■ SUPPLIED DATA:
==============================
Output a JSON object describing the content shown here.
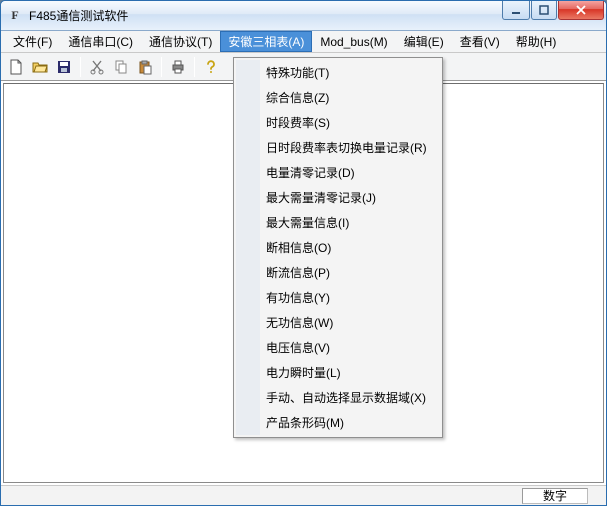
{
  "window": {
    "title": "F485通信测试软件",
    "app_letter": "F"
  },
  "menubar": {
    "items": [
      {
        "label": "文件(F)",
        "open": false
      },
      {
        "label": "通信串口(C)",
        "open": false
      },
      {
        "label": "通信协议(T)",
        "open": false
      },
      {
        "label": "安徽三相表(A)",
        "open": true
      },
      {
        "label": "Mod_bus(M)",
        "open": false
      },
      {
        "label": "编辑(E)",
        "open": false
      },
      {
        "label": "查看(V)",
        "open": false
      },
      {
        "label": "帮助(H)",
        "open": false
      }
    ]
  },
  "toolbar_icons": [
    "new-icon",
    "open-icon",
    "save-icon",
    "__sep__",
    "cut-icon",
    "copy-icon",
    "paste-icon",
    "__sep__",
    "print-icon",
    "__sep__",
    "help-icon"
  ],
  "dropdown": {
    "items": [
      {
        "label": "特殊功能(T)"
      },
      {
        "label": "综合信息(Z)"
      },
      {
        "label": "时段费率(S)"
      },
      {
        "label": "日时段费率表切换电量记录(R)"
      },
      {
        "label": "电量清零记录(D)"
      },
      {
        "label": "最大需量清零记录(J)"
      },
      {
        "label": "最大需量信息(I)"
      },
      {
        "label": "断相信息(O)"
      },
      {
        "label": "断流信息(P)"
      },
      {
        "label": "有功信息(Y)"
      },
      {
        "label": "无功信息(W)"
      },
      {
        "label": "电压信息(V)"
      },
      {
        "label": "电力瞬时量(L)"
      },
      {
        "label": "手动、自动选择显示数据域(X)"
      },
      {
        "label": "产品条形码(M)"
      }
    ]
  },
  "statusbar": {
    "num": "数字"
  }
}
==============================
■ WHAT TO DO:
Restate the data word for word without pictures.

■ REPLY:
Output a JSON object describing the content shown here.
{
  "window": {
    "title": "F485通信测试软件",
    "app_letter": "F"
  },
  "menubar": {
    "items": [
      {
        "label": "文件(F)",
        "open": false
      },
      {
        "label": "通信串口(C)",
        "open": false
      },
      {
        "label": "通信协议(T)",
        "open": false
      },
      {
        "label": "安徽三相表(A)",
        "open": true
      },
      {
        "label": "Mod_bus(M)",
        "open": false
      },
      {
        "label": "编辑(E)",
        "open": false
      },
      {
        "label": "查看(V)",
        "open": false
      },
      {
        "label": "帮助(H)",
        "open": false
      }
    ]
  },
  "toolbar_icons": [
    "new-icon",
    "open-icon",
    "save-icon",
    "__sep__",
    "cut-icon",
    "copy-icon",
    "paste-icon",
    "__sep__",
    "print-icon",
    "__sep__",
    "help-icon"
  ],
  "dropdown": {
    "items": [
      {
        "label": "特殊功能(T)"
      },
      {
        "label": "综合信息(Z)"
      },
      {
        "label": "时段费率(S)"
      },
      {
        "label": "日时段费率表切换电量记录(R)"
      },
      {
        "label": "电量清零记录(D)"
      },
      {
        "label": "最大需量清零记录(J)"
      },
      {
        "label": "最大需量信息(I)"
      },
      {
        "label": "断相信息(O)"
      },
      {
        "label": "断流信息(P)"
      },
      {
        "label": "有功信息(Y)"
      },
      {
        "label": "无功信息(W)"
      },
      {
        "label": "电压信息(V)"
      },
      {
        "label": "电力瞬时量(L)"
      },
      {
        "label": "手动、自动选择显示数据域(X)"
      },
      {
        "label": "产品条形码(M)"
      }
    ]
  },
  "statusbar": {
    "num": "数字"
  }
}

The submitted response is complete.